He has produced 13 sell-out tours, seven hit DVDs and came tenth in Channel 4's poll of the 100 Greatest Stand-Ups.
He's back with his first UK show in two years – Mindblender – which brings him back to Plymouth Pavilions this month.
Ross says he's worked hard at his stand-up and he feels that's paid off over the years.
"The more you do it, then the more it's natural. It does get easier. It isn't until someone points out that it's difficult to stand up and make people laugh that it actually occurs to you.
"I look back on my early days with affection. At no point did I find it hard, because I loved doing it so much.
"Nothing ever really put me off," he says.
"I suppose the gigs I get now are nicer. It's a weird phase to go through, working the circuit. You're travelling around with a bunch of guys, hanging out, going to the pictures in the afternoon and gigging in the evening.
"Then you start going out on your own and there's just you. Now I've come full circle. I've got guys working for me and now there's a whole bunch of us again, so it's back to how it was. I don't have a support act, but there is a tour manager and a production manager and a merchandise seller and they're all very funny blokes.
"In the early days you had a bunch of comedians in a car and it could be very competitive. It's more fun now.
"You have all the upsides of doing a show and you get to stay in nice hotels."
Ross is known for his stream of consciousness, improvisational comedy with a touch of the surreal. His last tour, Nonsensory Overload (out now on DVD folks!) had a set populated with large inflatable props.
He promises a bigger set this time.
"I like to have a visual element and a physical set. It's about making it a bit more theatrical than a bloke with a microphone. I'm a very visual person – partly because I'm dyslexic. I always had problems writing. Things just pop into my head as a picture."
He certainly keeps the audience on its toes, a success he puts down to not being overexposed.
"I've built up my audience by not doing that much telly," he says. "I've always worked live and popped up on things here and there.
"I get people turning up who've just seen the DVD, or seen me on You Tube. I get teenage kids, or people who have heard me on Just A Minute on Radio Four or I'm Sorry I Haven't A Clue.

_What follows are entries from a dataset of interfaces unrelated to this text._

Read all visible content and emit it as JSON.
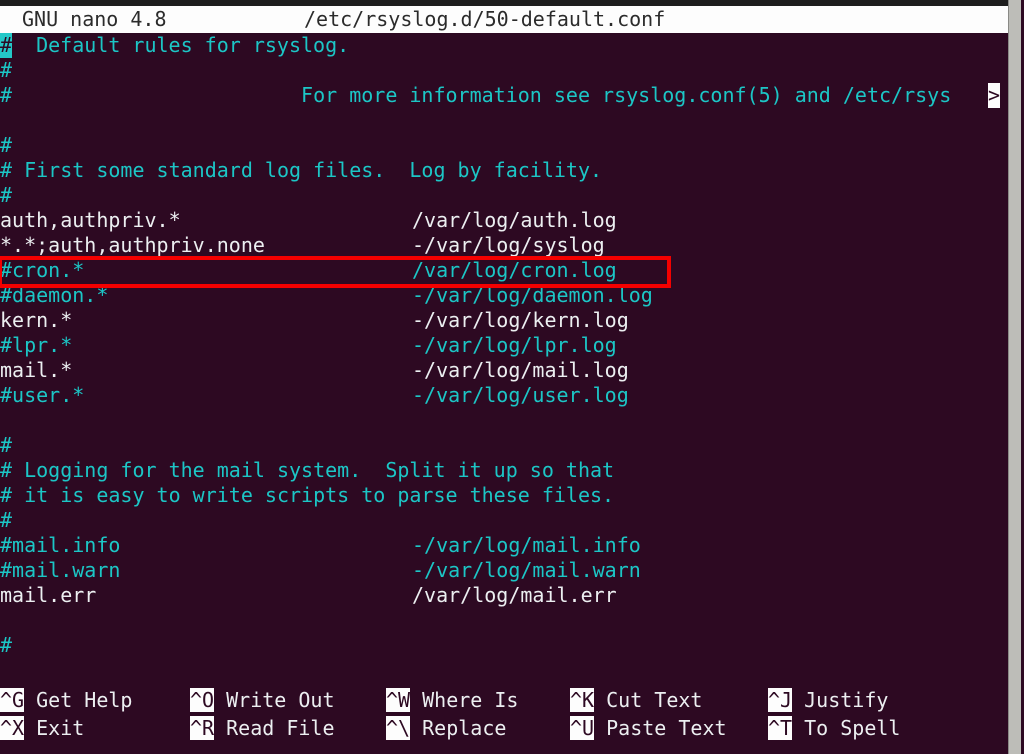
{
  "editor": {
    "name": "GNU nano",
    "version_line": "GNU nano 4.8",
    "filename": "/etc/rsyslog.d/50-default.conf"
  },
  "document": {
    "lines": [
      {
        "left": "#  Default rules for rsyslog.",
        "right": "",
        "kind": "comment",
        "cursor": true
      },
      {
        "left": "#",
        "right": "",
        "kind": "comment"
      },
      {
        "left": "#                        For more information see rsyslog.conf(5) and /etc/rsys",
        "right": "",
        "kind": "comment",
        "continued": true
      },
      {
        "left": "",
        "right": "",
        "kind": "blank"
      },
      {
        "left": "#",
        "right": "",
        "kind": "comment"
      },
      {
        "left": "# First some standard log files.  Log by facility.",
        "right": "",
        "kind": "comment"
      },
      {
        "left": "#",
        "right": "",
        "kind": "comment"
      },
      {
        "left": "auth,authpriv.*",
        "right": "/var/log/auth.log",
        "kind": "plain"
      },
      {
        "left": "*.*;auth,authpriv.none",
        "right": "-/var/log/syslog",
        "kind": "plain"
      },
      {
        "left": "#cron.*",
        "right": "/var/log/cron.log",
        "kind": "comment",
        "highlighted": true
      },
      {
        "left": "#daemon.*",
        "right": "-/var/log/daemon.log",
        "kind": "comment"
      },
      {
        "left": "kern.*",
        "right": "-/var/log/kern.log",
        "kind": "plain"
      },
      {
        "left": "#lpr.*",
        "right": "-/var/log/lpr.log",
        "kind": "comment"
      },
      {
        "left": "mail.*",
        "right": "-/var/log/mail.log",
        "kind": "plain"
      },
      {
        "left": "#user.*",
        "right": "-/var/log/user.log",
        "kind": "comment"
      },
      {
        "left": "",
        "right": "",
        "kind": "blank"
      },
      {
        "left": "#",
        "right": "",
        "kind": "comment"
      },
      {
        "left": "# Logging for the mail system.  Split it up so that",
        "right": "",
        "kind": "comment"
      },
      {
        "left": "# it is easy to write scripts to parse these files.",
        "right": "",
        "kind": "comment"
      },
      {
        "left": "#",
        "right": "",
        "kind": "comment"
      },
      {
        "left": "#mail.info",
        "right": "-/var/log/mail.info",
        "kind": "comment"
      },
      {
        "left": "#mail.warn",
        "right": "-/var/log/mail.warn",
        "kind": "comment"
      },
      {
        "left": "mail.err",
        "right": "/var/log/mail.err",
        "kind": "plain"
      },
      {
        "left": "",
        "right": "",
        "kind": "blank"
      },
      {
        "left": "#",
        "right": "",
        "kind": "comment"
      }
    ],
    "continuation_marker": ">"
  },
  "annotation": {
    "shape": "rectangle",
    "color": "#f40000",
    "target_line": "#cron.*                         /var/log/cron.log"
  },
  "shortcuts": {
    "row1": [
      {
        "key": "^G",
        "label": "Get Help"
      },
      {
        "key": "^O",
        "label": "Write Out"
      },
      {
        "key": "^W",
        "label": "Where Is"
      },
      {
        "key": "^K",
        "label": "Cut Text"
      },
      {
        "key": "^J",
        "label": "Justify"
      }
    ],
    "row2": [
      {
        "key": "^X",
        "label": "Exit"
      },
      {
        "key": "^R",
        "label": "Read File"
      },
      {
        "key": "^\\",
        "label": "Replace"
      },
      {
        "key": "^U",
        "label": "Paste Text"
      },
      {
        "key": "^T",
        "label": "To Spell"
      }
    ]
  },
  "colors": {
    "background": "#2d0922",
    "comment": "#1cc6c6",
    "plain": "#eceff1",
    "titlebar_bg": "#fdfdfd",
    "titlebar_fg": "#2b2b2b",
    "cursor": "#24c8c8",
    "annotation": "#f40000"
  }
}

"I have one of the most eclectic audiences – you're likely to see teenage goths next to retired people in tweeds."
Another change for Ross is the arrival of his four-year-old daughter, who manages to come up with scenarios even more bizarre and surreal than his.
"She comes out with things that are so left-field, stuff that doesn't seem to follow any kind of logic, or she'll make up five-minute-long songs.
"My wife looks at us and says: Oh God. There's two of them..."
Ross Noble's Mindblender is at Plymouth Pavilions on Tuesday, November 27.